In my Bible reading this morning (Deuteronomy 30-31; Mark 15), I came across the story of Jesus’ crucifixion. Specifically, I read about how Jesus had to carry His own cross to the place where He would be crucified.
There is a verse that I found intriguing. It is Mark 15:21 and it says: “A passerby named Simon, who was from Cyrene, was coming in from the countryside just then, and the soldiers forced him to carry Jesus’ cross. (Simon was the father of Alexander and Rufus.)”
One principle that a reader of Scripture must realize is that nothing, absolutely nothing, is put in the Bible without purpose. We may not always know the purpose and may not find out until we get to Heaven. Yet, we can be assured that in the economy of words used in Scripture, everything that God said through the Bible writers is there intentionally.
So, that being said, why did Mark mention that the man who helped carry Jesus’ cross (whose name was Simon of Cyrene) had two sons named Alexander and Rufus? Could it be that Mark anticipated that some of his Gentile readers would know those guys?
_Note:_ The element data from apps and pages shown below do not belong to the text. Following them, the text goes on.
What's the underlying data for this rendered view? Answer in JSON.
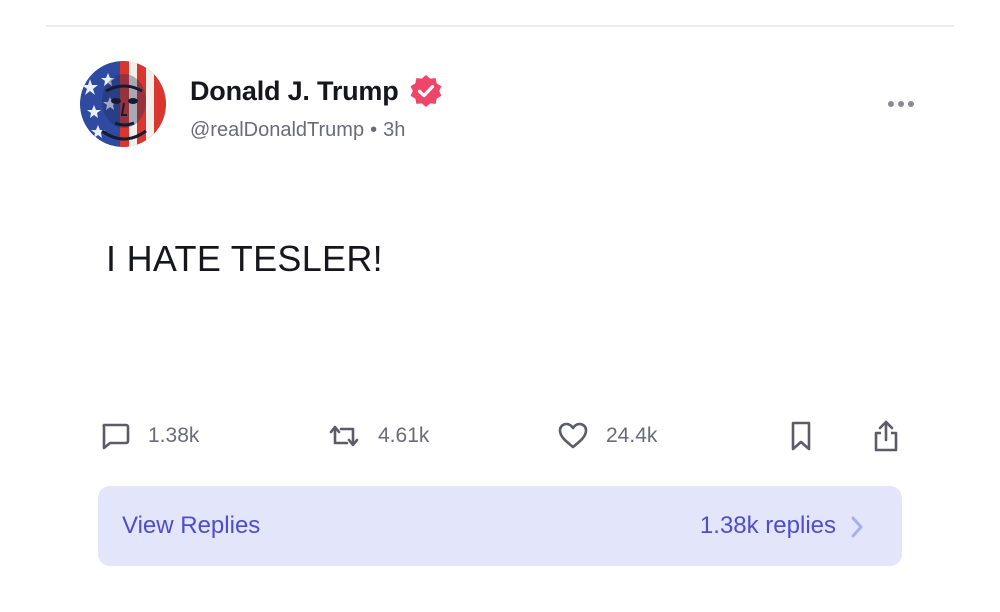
{
  "post": {
    "author": {
      "display_name": "Donald J. Trump",
      "handle": "@realDonaldTrump",
      "separator": "•",
      "time_ago": "3h",
      "verified": true,
      "avatar_icon": "avatar-image"
    },
    "text": "I HATE TESLER!",
    "more_icon": "more-horizontal-icon"
  },
  "actions": {
    "replies": {
      "icon": "comment-icon",
      "count": "1.38k"
    },
    "reposts": {
      "icon": "repost-icon",
      "count": "4.61k"
    },
    "likes": {
      "icon": "heart-icon",
      "count": "24.4k"
    },
    "bookmark": {
      "icon": "bookmark-icon"
    },
    "share": {
      "icon": "share-icon"
    }
  },
  "replies_bar": {
    "label": "View Replies",
    "count_label": "1.38k replies",
    "icon": "chevron-right-icon"
  },
  "colors": {
    "accent": "#4f4dc9",
    "replies_bar_bg": "#e3e6fb",
    "verified_badge": "#ef4568",
    "muted_text": "#6b6b78",
    "primary_text": "#16161d"
  }
}
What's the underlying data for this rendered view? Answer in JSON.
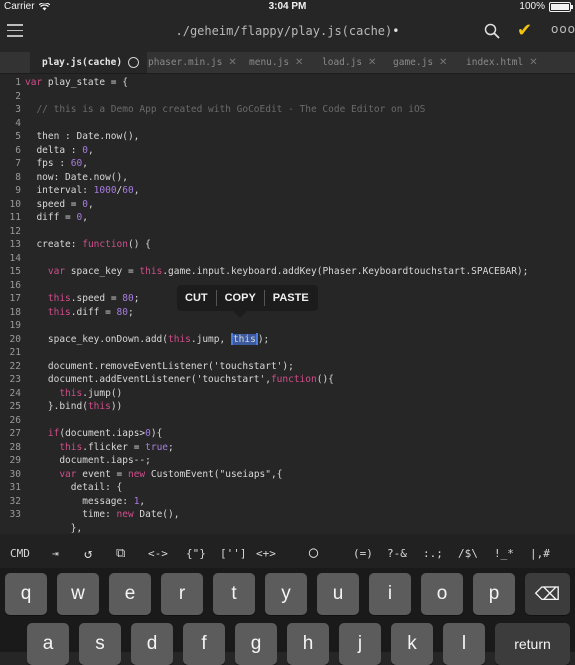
{
  "status": {
    "carrier": "Carrier",
    "time": "3:04 PM",
    "battery": "100%"
  },
  "nav": {
    "title": "./geheim/flappy/play.js(cache)",
    "modified_dot": "•"
  },
  "tabs": [
    {
      "label": "play.js(cache)",
      "active": true
    },
    {
      "label": "phaser.min.js"
    },
    {
      "label": "menu.js"
    },
    {
      "label": "load.js"
    },
    {
      "label": "game.js"
    },
    {
      "label": "index.html"
    }
  ],
  "code": {
    "line_numbers": [
      "1",
      "2",
      "3",
      "4",
      "5",
      "6",
      "7",
      "8",
      "9",
      "10",
      "11",
      "12",
      "13",
      "14",
      "15",
      "16",
      "17",
      "18",
      "19",
      "20",
      "21",
      "22",
      "23",
      "24",
      "25",
      "26",
      "27",
      "28",
      "29",
      "30",
      "31",
      "32",
      "33"
    ],
    "l1a": "var",
    "l1b": " play_state = {",
    "l3": "// this is a Demo App created with GoCoEdit - The Code Editor on iOS",
    "l5": "then : Date.now(),",
    "l6a": "delta : ",
    "l6b": "0",
    "l6c": ",",
    "l7a": "fps : ",
    "l7b": "60",
    "l7c": ",",
    "l8": "now: Date.now(),",
    "l9a": "interval: ",
    "l9b": "1000",
    "l9c": "/",
    "l9d": "60",
    "l9e": ",",
    "l10a": "speed = ",
    "l10b": "0",
    "l10c": ",",
    "l11a": "diff = ",
    "l11b": "0",
    "l11c": ",",
    "l13a": "create: ",
    "l13b": "function",
    "l13c": "() {",
    "l15a": "var",
    "l15b": " space_key = ",
    "l15c": "this",
    "l15d": ".game.input.keyboard.addKey(Phaser.Keyboardtouchstart.SPACEBAR);",
    "l17a": "this",
    "l17b": ".speed = ",
    "l17c": "80",
    "l17d": ";",
    "l18a": "this",
    "l18b": ".diff = ",
    "l18c": "80",
    "l18d": ";",
    "l20a": "space_key.onDown.add(",
    "l20b": "this",
    "l20c": ".jump, ",
    "l20d": "this",
    "l20e": ");",
    "l22": "document.removeEventListener('touchstart');",
    "l23a": "document.addEventListener('touchstart',",
    "l23b": "function",
    "l23c": "(){",
    "l24a": "this",
    "l24b": ".jump()",
    "l25a": "}.bind(",
    "l25b": "this",
    "l25c": "))",
    "l27a": "if",
    "l27b": "(document.iaps>",
    "l27c": "0",
    "l27d": "){",
    "l28a": "this",
    "l28b": ".flicker = ",
    "l28c": "true",
    "l28d": ";",
    "l29": "document.iaps--;",
    "l30a": "var",
    "l30b": " event = ",
    "l30c": "new",
    "l30d": " CustomEvent(\"useiaps\",{",
    "l31": "detail: {",
    "l32a": "message: ",
    "l32b": "1",
    "l32c": ",",
    "l33a": "time: ",
    "l33b": "new",
    "l33c": " Date(),",
    "l34": "},"
  },
  "context_menu": {
    "cut": "CUT",
    "copy": "COPY",
    "paste": "PASTE"
  },
  "accessory": {
    "cmd": "CMD",
    "tab": "⇥",
    "undo": "↺",
    "clipboard": "⧉",
    "k1": "<->",
    "k2": "{\"}",
    "k3": "['']",
    "k4": "<+>",
    "k5": "◯",
    "k6": "(=)",
    "k7": "?-&",
    "k8": ":.;",
    "k9": "/$\\",
    "k10": "!_*",
    "k11": "|,#"
  },
  "keyboard": {
    "row1": [
      "q",
      "w",
      "e",
      "r",
      "t",
      "y",
      "u",
      "i",
      "o",
      "p"
    ],
    "row2": [
      "a",
      "s",
      "d",
      "f",
      "g",
      "h",
      "j",
      "k",
      "l"
    ],
    "backspace": "⌫",
    "return": "return"
  }
}
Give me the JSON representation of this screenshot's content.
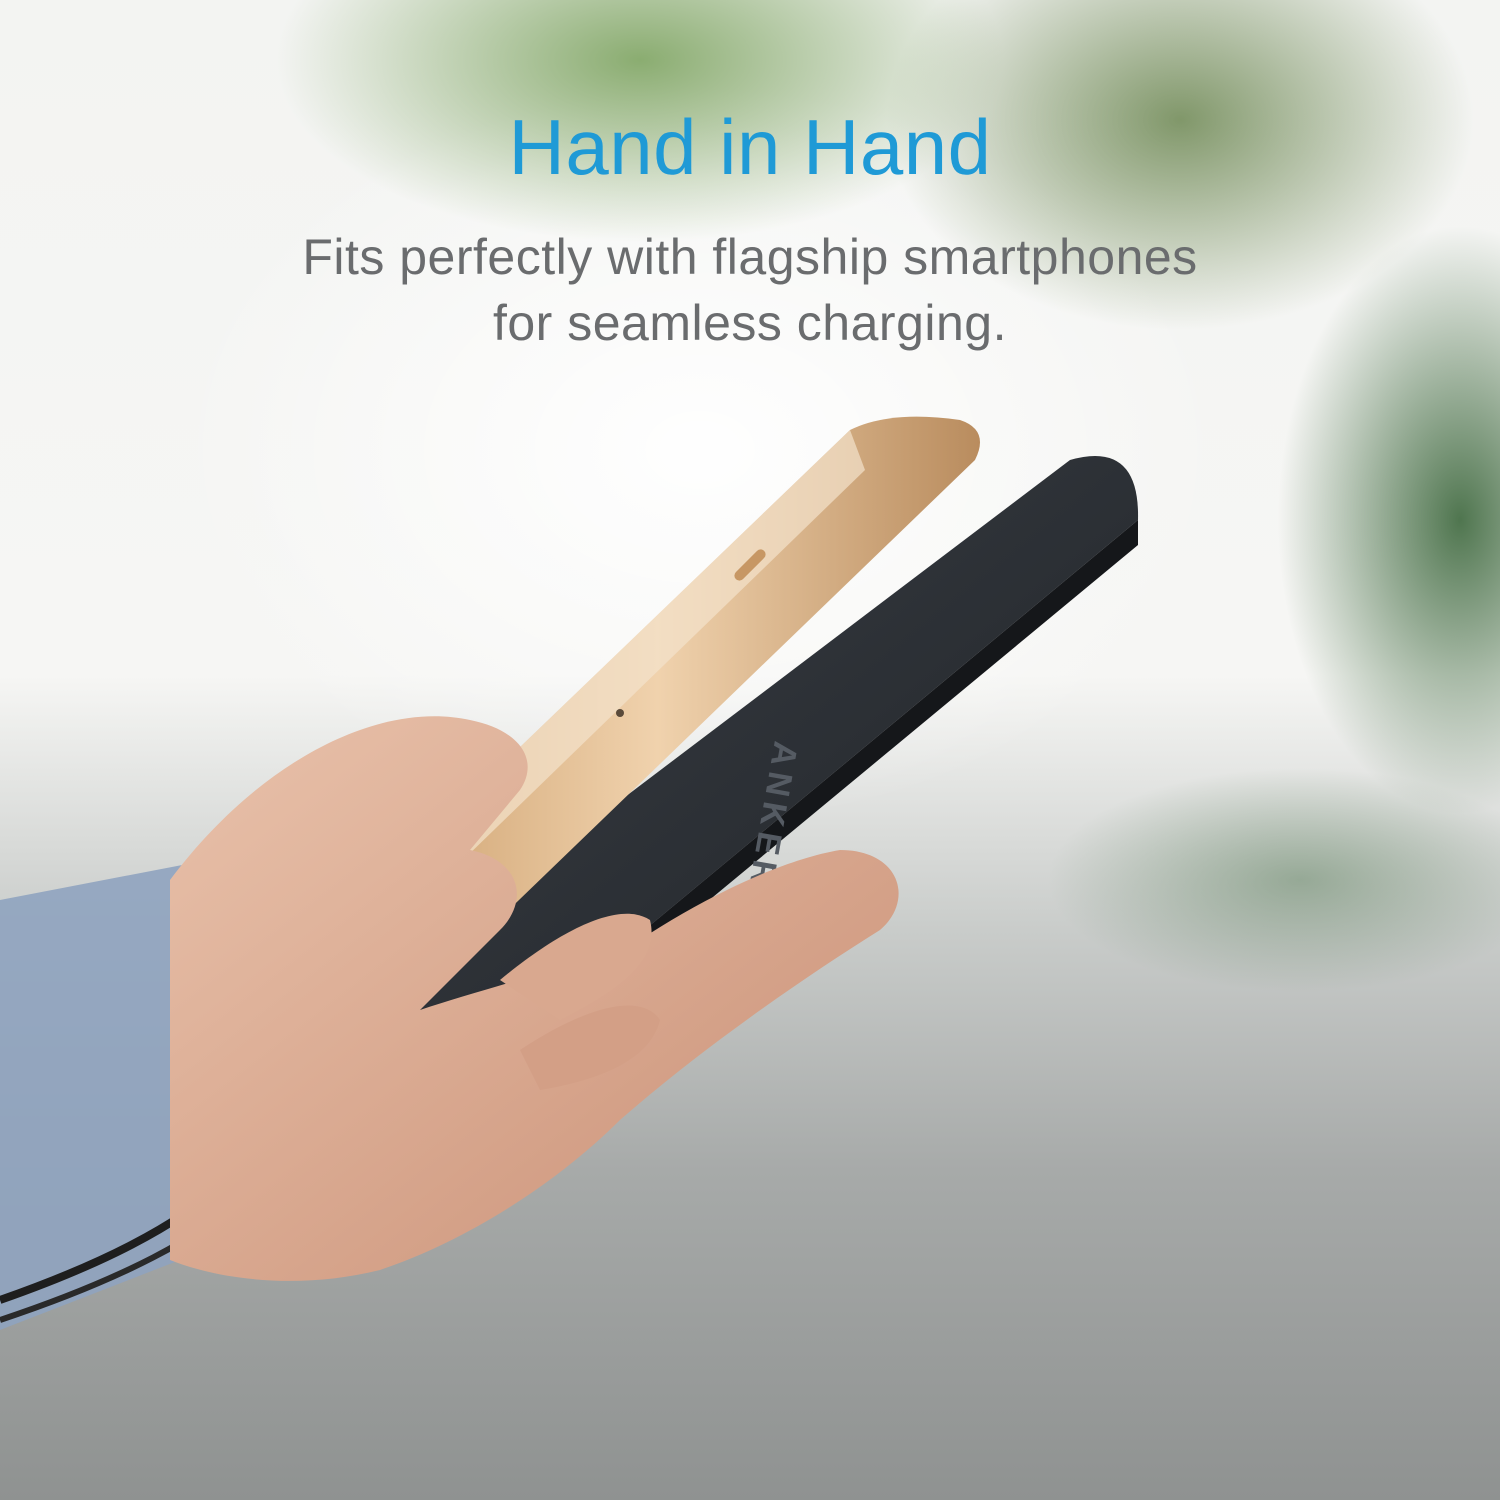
{
  "headline": "Hand in Hand",
  "subheadline": {
    "line1": "Fits perfectly with flagship smartphones",
    "line2": "for seamless charging."
  },
  "product_logo_text": "ANKER",
  "colors": {
    "headline": "#1f9ad6",
    "subheadline": "#6a6c6e",
    "phone_body": "#d8b48c",
    "power_bank": "#2b2f35"
  }
}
Could it be that one of those sons was mentioned in Romans 16:13? Could it be that at least one of Simon’s sons would be an incredible blessing to the Apostle Paul? In his letter to the Christians living in Rome, the Apostle Paul wrote: “Greet Rufus, whom the Lord picked out to be his very own; and also his dear mother, who has been a mother to me.”
As I pointed out in last night’s Bible study, the Bible is like a puzzle that is beautifully put together. Even though it was written over a 1,400-1,500 year period by about 40 authors from all walks of life, it is obvious that a divine Author was behind it since everything fits together so perfectly.
The fun thing about Bible study is that as you get more and more familiar with the Bible’s content, you will begin to see things fit together more often. Pretty cool!